By December 5, 2012, Loehmann was no longer a police officer. The Independence Police Department has stated that Loehmann’s employment lasted a total of five months. Four out of those five months were spent in the police academy. Loehmann had spent only a month as an official police officer before his alarming misconduct became too much of a liability for the Independence police force.
According to Loehmann, he voluntarily resigned. According to the Independence Police force, he quit before they could fire him.
In five short months, Loehmann was deemed “emotionally unstable” and unfit for service as a police officer.
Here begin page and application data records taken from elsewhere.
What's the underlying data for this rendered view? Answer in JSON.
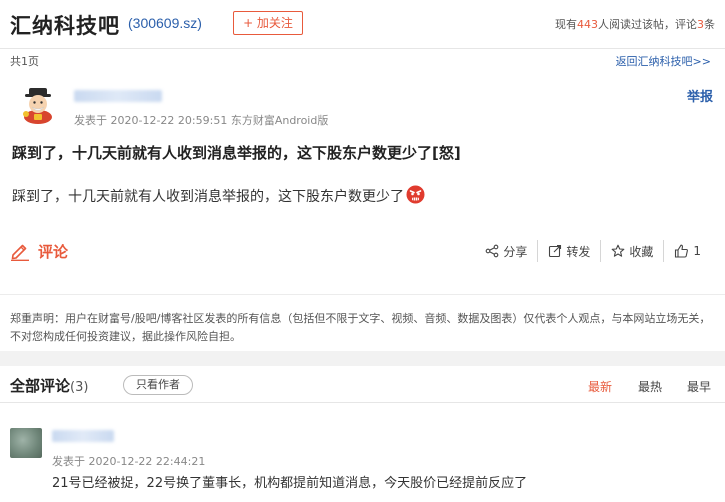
{
  "header": {
    "bar_title": "汇纳科技吧",
    "stock_code": "(300609.sz)",
    "follow_label": "+ 加关注",
    "stats": {
      "prefix": "现有",
      "readers": "443",
      "middle": "人阅读过该帖，评论",
      "comments": "3",
      "suffix": "条"
    }
  },
  "pager": {
    "page_count": "共1页",
    "back_link": "返回汇纳科技吧>>"
  },
  "post": {
    "meta": "发表于 2020-12-22 20:59:51 东方财富Android版",
    "report_label": "举报",
    "title": "踩到了，十几天前就有人收到消息举报的，这下股东户数更少了[怒]",
    "body": "踩到了，十几天前就有人收到消息举报的，这下股东户数更少了"
  },
  "actions": {
    "comment_label": "评论",
    "share_label": "分享",
    "repost_label": "转发",
    "favorite_label": "收藏",
    "like_count": "1"
  },
  "disclaimer": "郑重声明：用户在财富号/股吧/博客社区发表的所有信息（包括但不限于文字、视频、音频、数据及图表）仅代表个人观点，与本网站立场无关，不对您构成任何投资建议，据此操作风险自担。",
  "comments_section": {
    "title": "全部评论",
    "count": "(3)",
    "author_only_label": "只看作者",
    "sort_newest": "最新",
    "sort_hottest": "最热",
    "sort_earliest": "最早"
  },
  "comments": [
    {
      "meta": "发表于 2020-12-22 22:44:21",
      "text": "21号已经被捉，22号换了董事长，机构都提前知道消息，今天股价已经提前反应了"
    }
  ],
  "colors": {
    "accent": "#e85a3c",
    "link": "#2b5fab"
  }
}
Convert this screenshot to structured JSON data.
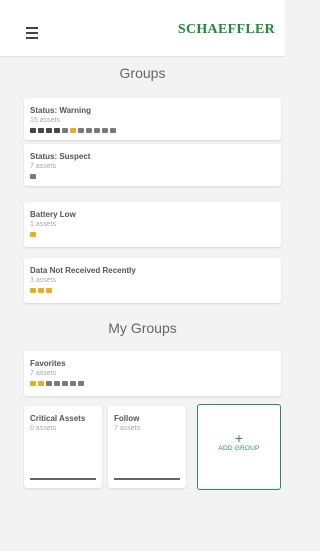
{
  "app": {
    "brand": "SCHAEFFLER"
  },
  "groups_section": {
    "title": "Groups"
  },
  "groups": [
    {
      "title": "Status: Warning",
      "subtitle": "15 assets",
      "icons": [
        "dark",
        "dark",
        "dark",
        "dark",
        "light",
        "yellow",
        "light",
        "light",
        "light",
        "light",
        "light"
      ]
    },
    {
      "title": "Status: Suspect",
      "subtitle": "7 assets",
      "icons": [
        "light"
      ]
    },
    {
      "title": "Battery Low",
      "subtitle": "1 assets",
      "icons": [
        "yellow"
      ]
    },
    {
      "title": "Data Not Received Recently",
      "subtitle": "3 assets",
      "icons": [
        "yellow",
        "yellow",
        "yellow"
      ]
    }
  ],
  "my_groups_section": {
    "title": "My Groups"
  },
  "my_groups": {
    "favorites": {
      "title": "Favorites",
      "subtitle": "7 assets",
      "icons": [
        "yellow",
        "yellow",
        "light",
        "light",
        "light",
        "light",
        "light"
      ]
    },
    "critical": {
      "title": "Critical Assets",
      "subtitle": "0 assets"
    },
    "follow": {
      "title": "Follow",
      "subtitle": "7 assets"
    },
    "add_group": {
      "plus": "+",
      "label": "ADD GROUP"
    }
  },
  "colors": {
    "brand": "#1f8a3a",
    "warning": "#e8b021"
  }
}
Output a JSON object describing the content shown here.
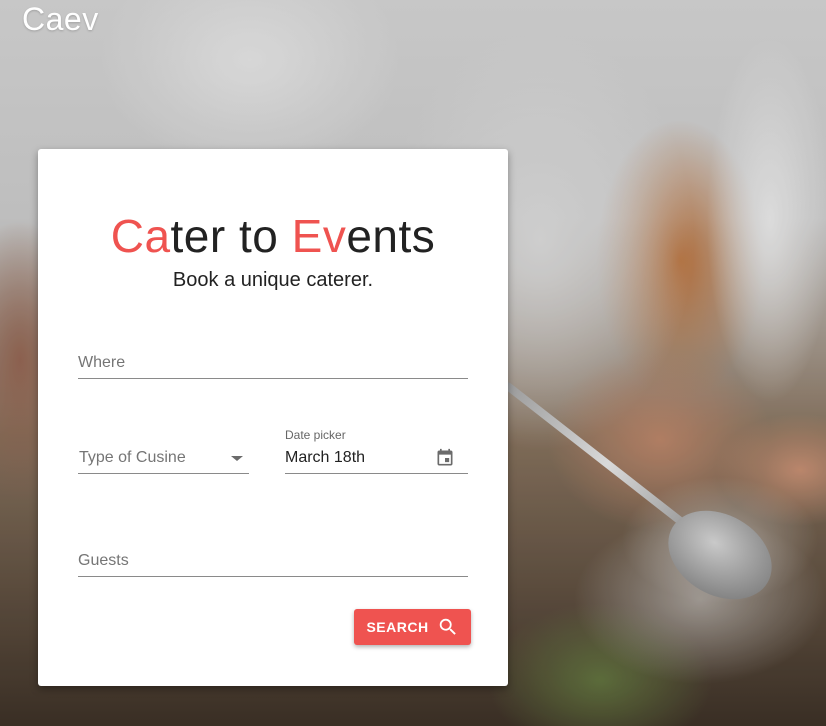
{
  "brand": {
    "name": "Caev"
  },
  "hero": {
    "title_parts": [
      "Ca",
      "ter to ",
      "Ev",
      "ents"
    ],
    "subtitle": "Book a unique caterer."
  },
  "form": {
    "where": {
      "placeholder": "Where",
      "value": ""
    },
    "cuisine": {
      "placeholder": "Type of Cusine",
      "icon": "chevron-down-icon"
    },
    "date": {
      "label": "Date picker",
      "value": "March 18th",
      "icon": "calendar-icon"
    },
    "guests": {
      "placeholder": "Guests",
      "value": ""
    },
    "search_button": {
      "label": "SEARCH",
      "icon": "search-icon"
    }
  },
  "colors": {
    "accent": "#ef5350",
    "text": "#222222",
    "card": "#ffffff"
  }
}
In his personnel records, his direct supervisors described him as having a “lack of maturity” as well as an “inability to perform basic functions as instructed.” These supervisors were referring to the disturbing behavior Loehmann exhibited during a weapons training session.
Loehmann’s worrisome conduct and mental instability when handling weapons would become a reoccurring theme in his personnel files.
In another training session held at a gun range, Loehmann suffered what was described as an “emotional meltdown.” In a memo sent to Human Resources, Deputy Chief Jim Polak of the Independence Police Department referred to this incident as a “dangerous loss of composure.” Polak noted that Loehmann’s “handgun performance was dismal” and that he was “distracted and weepy” during the training session. After Loehmann’s weapons were taken away by the training officer, he continued his “emotional meltdown” with detailed descriptions of his apparent issues with a girlfriend.
Deputy Chief Polak’s memo included several additional incidents of worrisome misconduct. He concluded the memo with the following:
“Individually, these events would not be considered major situations but, when taken together, they show a pattern of a lack of maturity, indiscretion, and not following instructions.”
“I do not believe time nor training will be able to change or correct these deficiencies.”
In March 2014, after spending two years being denied by every police force he applied to, Timothy Loehmann received an offer from the Cleveland Police Department. They did not check his personnel files.
A few months later, on November 22, 2014 at 3:30 PM, Loehmann shot and killed a 12 year-old child named Tamir Rice.
He will not face charges.